* **THE TASK**: Your answer must be the exact lines from the one holding "Enumerate this screenshot's" through the end of the entries, with no pictures.

* **INPUT MATERIAL**:
Segment Open
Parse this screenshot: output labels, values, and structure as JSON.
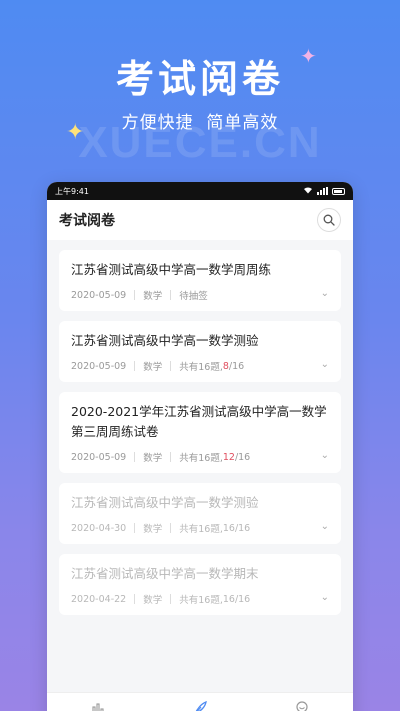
{
  "hero": {
    "title": "考试阅卷",
    "subtitle": "方便快捷  简单高效",
    "watermark": "XUECE.CN"
  },
  "status_bar": {
    "time": "上午9:41"
  },
  "app_bar": {
    "title": "考试阅卷",
    "search_icon": "search-icon"
  },
  "exams": [
    {
      "title": "江苏省测试高级中学高一数学周周练",
      "date": "2020-05-09",
      "subject": "数学",
      "status": "待抽签",
      "dim": false
    },
    {
      "title": "江苏省测试高级中学高一数学测验",
      "date": "2020-05-09",
      "subject": "数学",
      "count_label": "共有16题,",
      "done": "8",
      "total": "/16",
      "dim": false
    },
    {
      "title": "2020-2021学年江苏省测试高级中学高一数学第三周周练试卷",
      "date": "2020-05-09",
      "subject": "数学",
      "count_label": "共有16题,",
      "done": "12",
      "total": "/16",
      "dim": false
    },
    {
      "title": "江苏省测试高级中学高一数学测验",
      "date": "2020-04-30",
      "subject": "数学",
      "count_label": "共有16题,",
      "done": "16",
      "total": "/16",
      "dim": true
    },
    {
      "title": "江苏省测试高级中学高一数学期末",
      "date": "2020-04-22",
      "subject": "数学",
      "count_label": "共有16题,",
      "done": "16",
      "total": "/16",
      "dim": true
    }
  ],
  "tabs": [
    {
      "icon": "chart-icon"
    },
    {
      "icon": "feather-icon",
      "active": true
    },
    {
      "icon": "medal-icon"
    }
  ],
  "colors": {
    "accent": "#4f8bf2",
    "highlight": "#e04f5f"
  }
}
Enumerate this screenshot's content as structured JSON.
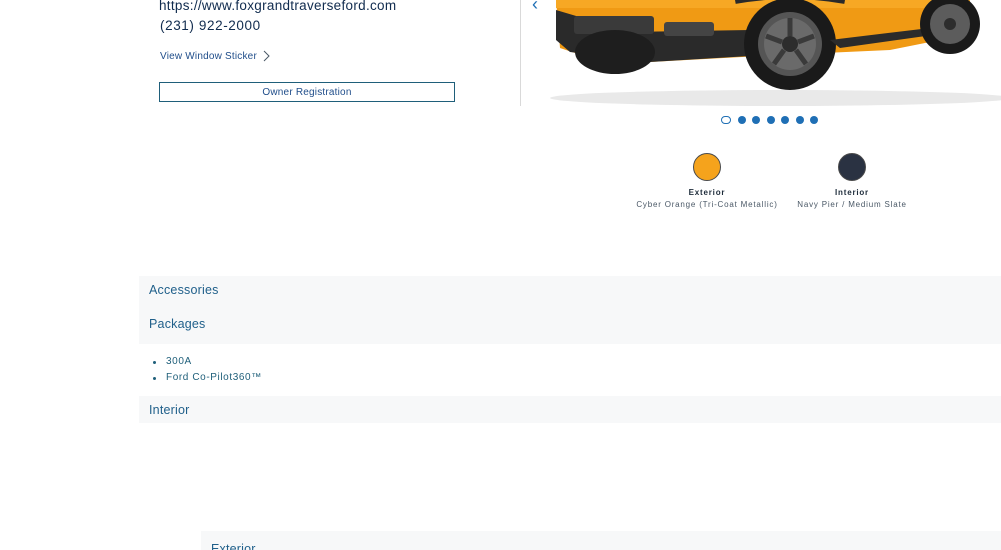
{
  "dealer": {
    "website": "https://www.foxgrandtraverseford.com",
    "phone": "(231) 922-2000",
    "window_sticker_label": "View Window Sticker",
    "owner_registration_label": "Owner Registration"
  },
  "carousel": {
    "dot_count": 7,
    "active_index": 0
  },
  "colors": {
    "exterior": {
      "label": "Exterior",
      "name": "Cyber Orange (Tri-Coat Metallic)",
      "hex": "#f5a31c"
    },
    "interior": {
      "label": "Interior",
      "name": "Navy Pier / Medium Slate",
      "hex": "#2a3242"
    }
  },
  "sections": {
    "accessories": "Accessories",
    "packages": "Packages",
    "package_items": [
      "300A",
      "Ford Co-Pilot360™"
    ],
    "interior": "Interior",
    "exterior": "Exterior"
  },
  "icons": {
    "window_sticker": "chevron-right-icon",
    "carousel_prev": "chevron-left-icon"
  },
  "theme": {
    "accent": "#1f6fb5",
    "text": "#102b4e",
    "section_bg": "#f7f8f9"
  }
}
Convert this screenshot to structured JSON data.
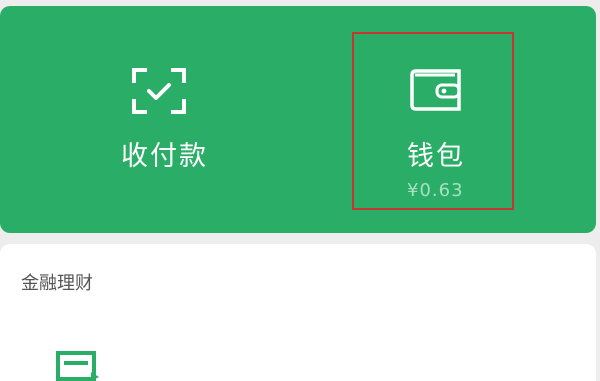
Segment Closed
* **OUTPUT FOR THIS TASK**:
Enumerate this screenshot's content as structured JSON.
{
  "dealer": {
    "website": "https://www.foxgrandtraverseford.com",
    "phone": "(231) 922-2000",
    "window_sticker_label": "View Window Sticker",
    "owner_registration_label": "Owner Registration"
  },
  "carousel": {
    "dot_count": 7,
    "active_index": 0
  },
  "colors": {
    "exterior": {
      "label": "Exterior",
      "name": "Cyber Orange (Tri-Coat Metallic)",
      "hex": "#f5a31c"
    },
    "interior": {
      "label": "Interior",
      "name": "Navy Pier / Medium Slate",
      "hex": "#2a3242"
    }
  },
  "sections": {
    "accessories": "Accessories",
    "packages": "Packages",
    "package_items": [
      "300A",
      "Ford Co-Pilot360™"
    ],
    "interior": "Interior",
    "exterior": "Exterior"
  },
  "icons": {
    "window_sticker": "chevron-right-icon",
    "carousel_prev": "chevron-left-icon"
  },
  "theme": {
    "accent": "#1f6fb5",
    "text": "#102b4e",
    "section_bg": "#f7f8f9"
  }
}
Convert this screenshot to structured JSON data.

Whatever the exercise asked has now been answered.